“You know, I just did a two-year deal with Kawasaki. To be honest, I feel like from the outside looking in, you wouldn’t see me as too much as a social person, but any team I’ve ever been on, I can really get along with anyone. With Kawasaki it’s a really good home for me because they support the way I go about it. I live in California and they’re not pressing me on stuff and I enjoy working with the brand. So for me, I have a two-year deal and my whole goal is to be good enough to where they have to re-sign me for another two years, you know? That’s really a big goal of mine and that’s to be competitive and be one of those first-tier signing guys. That’s where I want to be.
“Right now it is tough because I’m in my 30s and I’m having to change my way of thinking about how I ride my motorcycle,” continued Anderson, looking over at his 2024 Kawasaki KX450F being tuned by Anderson’s mechanic Jason ‘Rango’ Montoya. “It’s not all about fitness. You actually have to have speed, talent and fitness. You have to have it all together. And I also think the bikes are getting to a level where you can ride them differently and faster and it’s a change and I think you see that. It’s an evolution. I’ve gotta go with the wave or else I’m going to be left behind and I’d love to be a 30-year-old that isn’t left behind and still be the cool old guy. I still love the sport and there is nothing else I’d rather do. My goal is to be closer to 35 by the time I’m done.”
Sixth overall in the 2023 Monster Energy Supercross Championship after missing the final two rounds of the season after suffering a non-displaced fracture in his C5-C6 vertebrae at Nashville, Anderson is very much looking forward to making a run at another supercross title.
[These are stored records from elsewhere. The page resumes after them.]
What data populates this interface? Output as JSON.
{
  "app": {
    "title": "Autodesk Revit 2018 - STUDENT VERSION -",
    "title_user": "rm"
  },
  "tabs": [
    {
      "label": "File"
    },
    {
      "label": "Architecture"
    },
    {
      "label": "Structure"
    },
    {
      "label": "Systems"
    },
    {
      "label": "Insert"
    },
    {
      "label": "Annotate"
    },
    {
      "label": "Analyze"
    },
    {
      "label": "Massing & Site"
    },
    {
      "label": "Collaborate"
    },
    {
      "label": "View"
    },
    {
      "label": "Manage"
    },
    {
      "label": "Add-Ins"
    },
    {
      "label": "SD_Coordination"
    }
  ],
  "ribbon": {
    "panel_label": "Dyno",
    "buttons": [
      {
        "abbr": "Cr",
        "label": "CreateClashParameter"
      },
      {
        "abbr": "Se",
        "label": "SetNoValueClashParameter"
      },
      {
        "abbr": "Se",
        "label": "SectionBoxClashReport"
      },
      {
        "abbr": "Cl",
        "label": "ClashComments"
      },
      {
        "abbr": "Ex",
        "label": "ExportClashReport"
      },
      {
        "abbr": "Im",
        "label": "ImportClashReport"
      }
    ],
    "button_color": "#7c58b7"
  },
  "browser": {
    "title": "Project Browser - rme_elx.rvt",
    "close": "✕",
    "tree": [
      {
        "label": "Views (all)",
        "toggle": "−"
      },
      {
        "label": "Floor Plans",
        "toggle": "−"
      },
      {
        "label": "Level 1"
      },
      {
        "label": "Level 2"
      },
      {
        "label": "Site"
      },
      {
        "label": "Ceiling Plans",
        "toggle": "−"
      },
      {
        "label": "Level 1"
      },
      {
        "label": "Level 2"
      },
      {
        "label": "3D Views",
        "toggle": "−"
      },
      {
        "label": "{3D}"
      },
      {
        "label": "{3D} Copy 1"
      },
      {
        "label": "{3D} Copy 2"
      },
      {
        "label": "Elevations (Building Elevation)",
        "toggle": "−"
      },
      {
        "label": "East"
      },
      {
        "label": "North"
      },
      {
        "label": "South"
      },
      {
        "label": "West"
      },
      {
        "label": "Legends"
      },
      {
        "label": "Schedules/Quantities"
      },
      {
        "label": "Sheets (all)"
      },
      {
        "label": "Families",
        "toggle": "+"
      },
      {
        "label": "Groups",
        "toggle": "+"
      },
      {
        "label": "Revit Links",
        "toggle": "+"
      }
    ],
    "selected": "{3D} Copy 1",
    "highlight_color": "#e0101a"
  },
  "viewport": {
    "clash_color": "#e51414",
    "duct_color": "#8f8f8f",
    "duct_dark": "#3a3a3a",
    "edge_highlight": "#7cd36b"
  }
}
“There hasn’t been a 30-year-old win a supercross championship, but I feel like I still have the hunger and the belief that another supercross championship could happen,” he said. “There is no reason for me to stop racing as long as I feel that.”